How did your employer react to your trade union activities?
Fortunately, I have a good employer… and I’ve educated her over the years!
When I went back to her place after the election and announced the news, she took it very well. We sat down and I showed her the schedule of the meetings I would have to leave town for, we made a photocopy and stuck it to the fridge, so that she would know when I wouldn’t be there. We have a good relationship. In 1995, I was chosen to represent COSATU at a one week meeting on gender equality issues in Brussels and Rio. She didn’t want to let me go at first, but I told her that even if it cost me my job it was a unique opportunity for me, a domestic worker, to go abroad. I didn’t take any notice of what she said and submitted my application for a passport.
Nothing could stop me. My employers couldn’t do anything because they trust me: I’m honest, I have never stolen anything from the house. I have been with them since 1991, and am still there now. I have access to the whole house, to the alarm, and look after the house when they go away for a weekend, ….
What motivation do you find in trade unionism?
I have learnt to defend myself in the workplace. I don’t need trade union officials to come and defend me because I’ve learnt to do it myself, through all the meetings and seminars. I now teach other domestic workers to do the same, but in a disciplined manner: first they have to calmly let the employer know that they need to discuss something and then try to reach an agreement.
Domestic workers are usually in a very vulnerable situation. How can they negotiate?

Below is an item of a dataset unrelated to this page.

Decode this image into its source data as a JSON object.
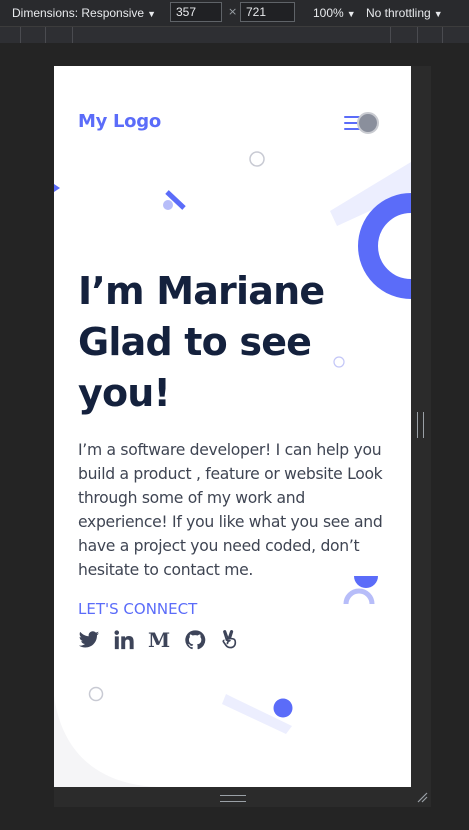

Domestic employees work directly with their employers. They know their moods, and can tell when they are having a bad day. If I see my boss is in a good mood, I offer to make her a cup of tea… She asks me why, and I say that there’s something I’d like to discuss with her. She’ll let me know when she’s free to talk. The main problem is that domestic workers tend to leave their jobs rather than trying to discuss things with their employers. I advise them not to flee; there are so many ways to deal with the situation.

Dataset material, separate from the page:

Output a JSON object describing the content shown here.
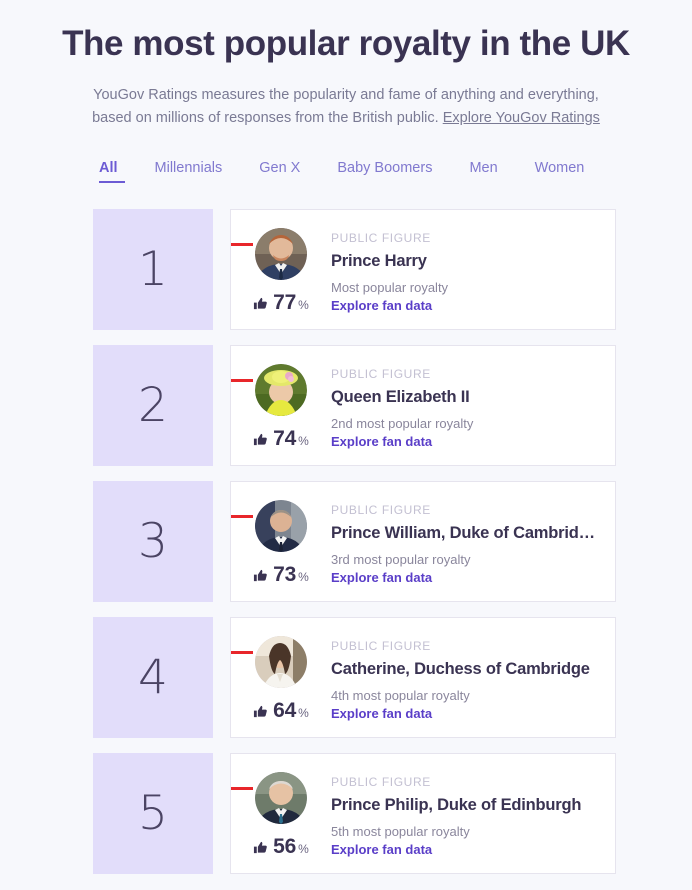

If the employer really doesn’t want to talk, the domestic worker should take a pen and paper and, if she can write, leave a note on her boss’s bed or pillow, where it’s sure to be seen, and it may be possible to talk then.
Many domestic workers dare not speak out. On May Day, no one in South Africa has to work, but many domestic workers are not given leave. Sometimes I ask myself when they will finally find the courage to “educate” their employers, to give them a tap on the shoulder, for instance, and tell them, “Today is a holiday”. I tell our members that no one will help them if they don’t make an effort themselves, that their employers will never know they have a problem if they don’t tell them about it.
What difficulties are involved in domestic work?
I became a domestic worker at the age of 14; I’m now 59. It’s a hard job, especially when you have no experience. Some employers flood you with work, without thinking; we wonder if they are trying to kill us! You’re employed in a big house, for instance, and you know by experience that two domestic workers are needed to look after it, but the employer refuses to take on another person. Then there’s the contemptuous attitude towards the worker.
In Western countries, the employer would generally offer you a cup of tea at least. In South Africa, employers give you nothing and do nothing for themselves… they don’t wash anything, they always depend on the domestic worker and if you complain they reply that they are paying you so you have to do as they say. It’s really too much sometimes. I, personally, am allowed to plan my week myself, but not all domestic workers have the right to do this. Is sad to hear about the situations others have to cope with, especially when they are not aware of their rights. Employers do not call the women they employ “domestic workers”, they still call them “maids”, or something else, and some of them work like slaves.
Interview by Samuel Grumiau